Denver has long been a gathering place for people of all cultures. First were the high plains Native Americans who followed the buffalo herds and lived throughout the Front Range. When prospectors discovered gold in 1858, thousands of men (and a few women) crossed the Great Plains and settled in and around Denver. More than a third of the cowboys riding the cattle drives of this era were African-Americans, many of them freed slaves who migrated West after the Civil War. By the 1980s, Denver had been dubbed the gay oasis of the west. Gay men and women in the previous decade had organized and established themselves as a smart, cultured and politically active community.
Here are some moments of notice in LGBTQ history in Denver:
1973: Gay Coalition of Denver works with Denver's City Council to abolish anti-gay laws.
1974: Denver's first Pride celebration, a picnic in Cheesman Park.
1975: Denver's first official Pride Parade.
1982: The Colorado Gay Rodeo Association is formed.
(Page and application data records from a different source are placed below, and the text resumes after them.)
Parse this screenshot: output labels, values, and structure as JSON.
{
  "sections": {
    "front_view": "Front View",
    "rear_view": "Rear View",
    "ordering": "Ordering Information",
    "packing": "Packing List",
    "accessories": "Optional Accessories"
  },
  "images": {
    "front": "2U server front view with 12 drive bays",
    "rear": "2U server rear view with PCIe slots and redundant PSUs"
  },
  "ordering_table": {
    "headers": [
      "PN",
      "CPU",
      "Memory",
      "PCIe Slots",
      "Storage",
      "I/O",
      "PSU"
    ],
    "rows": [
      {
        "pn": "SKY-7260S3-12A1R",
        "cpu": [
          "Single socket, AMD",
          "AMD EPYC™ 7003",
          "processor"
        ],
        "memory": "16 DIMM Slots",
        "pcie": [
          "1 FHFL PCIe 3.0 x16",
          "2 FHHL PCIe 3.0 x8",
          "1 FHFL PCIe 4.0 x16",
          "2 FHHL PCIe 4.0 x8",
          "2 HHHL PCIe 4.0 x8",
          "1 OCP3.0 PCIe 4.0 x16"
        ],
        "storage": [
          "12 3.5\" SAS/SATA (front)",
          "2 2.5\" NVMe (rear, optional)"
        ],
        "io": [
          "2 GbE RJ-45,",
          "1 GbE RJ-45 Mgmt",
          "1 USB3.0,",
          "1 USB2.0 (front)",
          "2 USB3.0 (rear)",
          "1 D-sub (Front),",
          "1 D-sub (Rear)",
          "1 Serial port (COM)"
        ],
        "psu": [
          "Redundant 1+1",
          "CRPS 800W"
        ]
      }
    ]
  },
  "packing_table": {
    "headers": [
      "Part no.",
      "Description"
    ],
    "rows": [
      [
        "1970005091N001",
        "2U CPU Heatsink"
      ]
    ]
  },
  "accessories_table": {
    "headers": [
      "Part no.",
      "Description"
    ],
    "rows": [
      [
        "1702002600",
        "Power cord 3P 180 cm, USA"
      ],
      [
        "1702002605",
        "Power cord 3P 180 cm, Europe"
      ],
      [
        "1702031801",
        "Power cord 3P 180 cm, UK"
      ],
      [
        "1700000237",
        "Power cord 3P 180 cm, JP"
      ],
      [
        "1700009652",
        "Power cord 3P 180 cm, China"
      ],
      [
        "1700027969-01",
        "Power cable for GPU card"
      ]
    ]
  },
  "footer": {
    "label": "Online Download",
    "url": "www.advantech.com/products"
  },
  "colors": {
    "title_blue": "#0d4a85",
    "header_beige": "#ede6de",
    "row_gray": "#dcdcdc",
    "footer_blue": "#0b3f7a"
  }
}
Soon after, Denver hosted its first rodeo.
1983: Denver's gay and lesbian community mobilizes to elect Federico Peña, Denver's first Latino mayor and executive ally to the community.
1990: Denver becomes one of the first municipalities in the nation to adopt an anti-discrimination policy including gay and lesbians.
1991: Denver voters supported the anti-discrimination policy despite opponents trying to overturn it at the ballot.
1994: Denver businessman Tim Gill creates the Gill Foundation, an organization to advance LGBT rights through charity and education.
2010: The GLBT Community Center of Colorado, the producer of PrideFest, adds a second day of festivities.
2012: Denver's PrideFest ranks third largest in the nation.
2013: Colorado adopts the Colorado Civil Union Act establishing relationship recognition for same-sex couples.
2014: Colorado legalizes same-sex marriage on October 7, 2014.
Audio Walking Tour of Denver LGBTQ History by AARP
Take a self-guided audio tour right on your smartphone to learn about Denver's LGBTQ history. Developed by AARP Colorado, and the GLBT Community Center, the GPS-led app will guide you through Denver’s LGBT landmarks in the Capitol Hill neighborhood and along Colfax Avenue. The 10 point- tour includes Cheesman Park; Charlie’s, home of the Colorado Gay Rodeo Association; and Smiley’s Laundromat, a community landmark which generated intense debate about historic preservation and community identity. To access the tour, download the free Geotourist app on the Apple iTunes and Google Play app stores.